* **WHAT YOU HAVE TO DO**:
Make an exact copy of all the entries shown below.

-- PROVIDED ENTRIES follows --

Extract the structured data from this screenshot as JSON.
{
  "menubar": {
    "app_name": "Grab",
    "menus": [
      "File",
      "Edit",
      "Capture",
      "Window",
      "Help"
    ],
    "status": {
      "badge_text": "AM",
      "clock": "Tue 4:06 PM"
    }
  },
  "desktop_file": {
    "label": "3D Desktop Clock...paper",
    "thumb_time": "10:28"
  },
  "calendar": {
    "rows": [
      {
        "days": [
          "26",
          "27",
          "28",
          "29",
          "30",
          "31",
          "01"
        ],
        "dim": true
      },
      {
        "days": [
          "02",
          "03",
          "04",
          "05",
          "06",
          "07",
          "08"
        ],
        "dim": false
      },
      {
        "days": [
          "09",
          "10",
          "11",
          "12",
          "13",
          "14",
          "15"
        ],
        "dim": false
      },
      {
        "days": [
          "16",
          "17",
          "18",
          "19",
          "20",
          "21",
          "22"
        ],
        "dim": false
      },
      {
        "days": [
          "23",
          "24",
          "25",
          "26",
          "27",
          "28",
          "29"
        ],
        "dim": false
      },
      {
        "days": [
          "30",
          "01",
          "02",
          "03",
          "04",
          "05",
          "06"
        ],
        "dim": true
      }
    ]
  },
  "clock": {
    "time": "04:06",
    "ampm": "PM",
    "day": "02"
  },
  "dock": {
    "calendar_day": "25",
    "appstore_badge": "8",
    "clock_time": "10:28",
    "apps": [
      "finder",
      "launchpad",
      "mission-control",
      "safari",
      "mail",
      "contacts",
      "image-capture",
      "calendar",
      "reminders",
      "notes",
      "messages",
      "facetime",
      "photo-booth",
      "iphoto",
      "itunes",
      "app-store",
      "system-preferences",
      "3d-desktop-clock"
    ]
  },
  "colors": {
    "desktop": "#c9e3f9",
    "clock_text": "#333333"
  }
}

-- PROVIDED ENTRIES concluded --

* **YOUR SOLUTION**:
Extract the structured data from this screenshot as JSON.
{
  "menubar": {
    "app_name": "Grab",
    "menus": [
      "File",
      "Edit",
      "Capture",
      "Window",
      "Help"
    ],
    "status": {
      "badge_text": "AM",
      "clock": "Tue 4:06 PM"
    }
  },
  "desktop_file": {
    "label": "3D Desktop Clock...paper",
    "thumb_time": "10:28"
  },
  "calendar": {
    "rows": [
      {
        "days": [
          "26",
          "27",
          "28",
          "29",
          "30",
          "31",
          "01"
        ],
        "dim": true
      },
      {
        "days": [
          "02",
          "03",
          "04",
          "05",
          "06",
          "07",
          "08"
        ],
        "dim": false
      },
      {
        "days": [
          "09",
          "10",
          "11",
          "12",
          "13",
          "14",
          "15"
        ],
        "dim": false
      },
      {
        "days": [
          "16",
          "17",
          "18",
          "19",
          "20",
          "21",
          "22"
        ],
        "dim": false
      },
      {
        "days": [
          "23",
          "24",
          "25",
          "26",
          "27",
          "28",
          "29"
        ],
        "dim": false
      },
      {
        "days": [
          "30",
          "01",
          "02",
          "03",
          "04",
          "05",
          "06"
        ],
        "dim": true
      }
    ]
  },
  "clock": {
    "time": "04:06",
    "ampm": "PM",
    "day": "02"
  },
  "dock": {
    "calendar_day": "25",
    "appstore_badge": "8",
    "clock_time": "10:28",
    "apps": [
      "finder",
      "launchpad",
      "mission-control",
      "safari",
      "mail",
      "contacts",
      "image-capture",
      "calendar",
      "reminders",
      "notes",
      "messages",
      "facetime",
      "photo-booth",
      "iphoto",
      "itunes",
      "app-store",
      "system-preferences",
      "3d-desktop-clock"
    ]
  },
  "colors": {
    "desktop": "#c9e3f9",
    "clock_text": "#333333"
  }
}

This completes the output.